New Delhi, April 8 (IANS) The Supreme Court on Friday said the functioning of the Board of Control for Cricket in India (BCCI) should be “transparent and visible” and observed that the apex cricket body was “refusing to reform” and resisting some of the important recommendations of the Justice Lodha Committee.
“You are discharging public function… how best your functioning can be improved. It has to be transparent and visible. The way you are doing (discharging your function) and how you are doing,” said the apex court bench of Chief Justice T.S. Thakur and Justice Fakkir Mohamed Ibrahim Kalifulla.
“Your position is that I am accountable to registrar of societies (in Tamil Nadu where BCCI is registered as a society) but refuse to reform.”
“You are dealing with hundreds of crores of rupees. Do you say that you have complete immunity over (spending) it and you can’t be questioned. Do you say that you can’t be questioned how you spend hundreds of crores of rupees if not thousands that you collect from the public. Can we record that statement,” the bench observed as senior counsel K.K. Venugopal opposed the recommendation to have a CAG representative on the country’s top cricket board.
“How the presence of the government nominee or that of CAG will violate the ICC rules and attract recognition,” the court asked Venugopal, who appeared for BCCI.
The court’s query came as the BCCI told it that the presence of the CAG representative as suggested by Justice Lodha Committee would result in the de-recognition of the apex cricket body from the International Cricket Council (ICC) as it would be viewed as governmental interference in the affairs of an independent and autonomous sports body.
Asking Venugopsal to show “How the presence of government nominee or CAG would violate ICC rules and attract derecognition”, the bench observed, “You are opposing the nominee of the CAG (on the board) as it would make you vulnerable to derecognition but you are all advocating involvement of ministers and bureaucrats … Does it not create government influence or presence.”
Telling senior counsel Venugopal that the public money that BCCI was holding as Trust was for the promotion of the game of cricket, the bench said: “The money that you have is in your trust. Are you not accountable to the beneficiaries? This money is in trust with you for whose benefits. It is for the benefit of the people who watch matches, are you not accountable to them?”
In an attempt to tell the court that the BCCI was changing in its own way, Venugopal said: “We are now going to appoint a consultant for the better management of our affairs.”
He reiterated the BCCI’s position that they would account for their actions before the statutory authorities. He told the court that the board was implementing the Lodha Committee recommendations, but would not accept some of them, in respect of which the cricket body was protected by Article 19(1)(c) of the constitution.
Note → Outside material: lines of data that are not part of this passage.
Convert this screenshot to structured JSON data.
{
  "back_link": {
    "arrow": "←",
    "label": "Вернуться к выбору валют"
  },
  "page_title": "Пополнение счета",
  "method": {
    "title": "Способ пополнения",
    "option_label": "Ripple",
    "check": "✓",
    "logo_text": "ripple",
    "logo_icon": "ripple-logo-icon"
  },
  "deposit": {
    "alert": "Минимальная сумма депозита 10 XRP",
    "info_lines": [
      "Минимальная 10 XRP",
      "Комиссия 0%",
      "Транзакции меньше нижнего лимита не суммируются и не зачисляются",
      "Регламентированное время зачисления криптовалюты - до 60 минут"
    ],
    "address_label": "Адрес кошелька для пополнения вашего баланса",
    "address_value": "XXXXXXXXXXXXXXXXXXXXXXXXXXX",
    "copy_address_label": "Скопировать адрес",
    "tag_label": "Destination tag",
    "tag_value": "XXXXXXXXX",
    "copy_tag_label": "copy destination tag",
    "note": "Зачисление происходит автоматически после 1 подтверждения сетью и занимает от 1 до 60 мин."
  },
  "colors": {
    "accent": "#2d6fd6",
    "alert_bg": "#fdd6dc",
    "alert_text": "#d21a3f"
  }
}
The BCCI is resisting the Lodha Committee recommendations which call for a ceiling of maximum of two terms for office bearers, one state-one vote, the presence of CAG representative on the BCCI board and fixing 65 years as the upper age limit of office bearers.
Senior counsel Ashok Desai, appearing for the Punjab Cricket Association (PCA), told the court that there could not be uniform rules for all the cricket associations and there could not be a cap on age limit of office bearers.
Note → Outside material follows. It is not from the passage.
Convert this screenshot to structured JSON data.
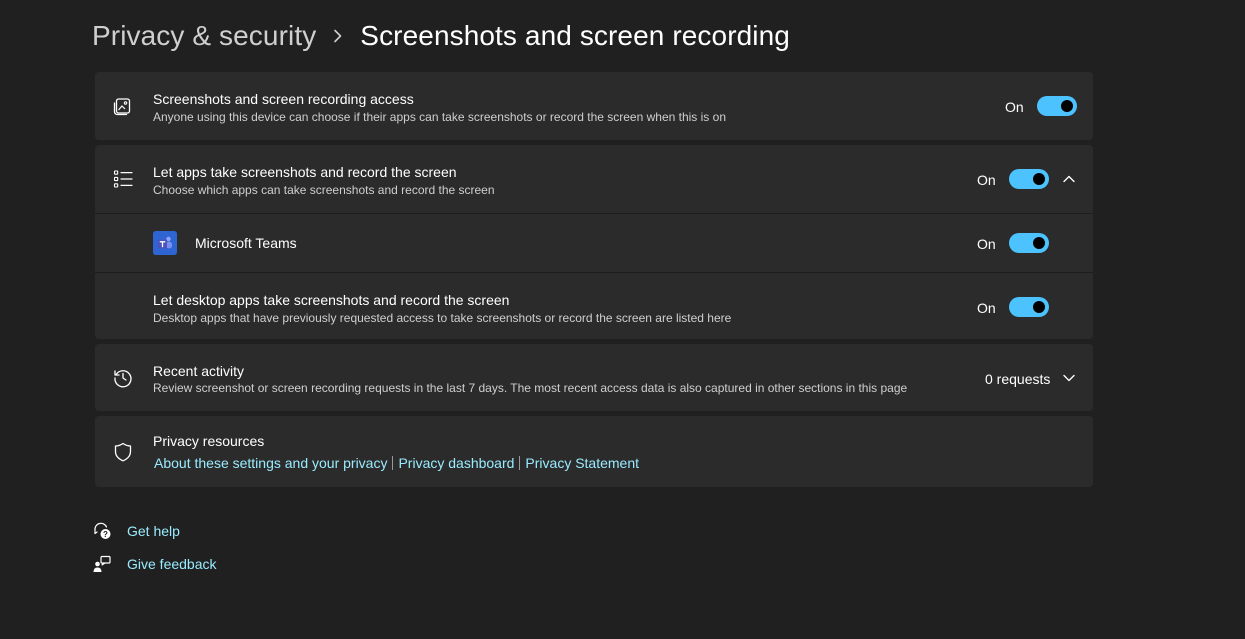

While the Lodha Committee has recommended an age limit of 65 years, the PCA has an upper age limit of 70 years.
At this, the bench asked: “Should there be an upper age limit at all? What is the age at which players retire?”
When the court was told that it was about 40 years, the bench asked at what age Bharat Ratna Sachin Tendulkar had retired.
The hearing will continue on April 12.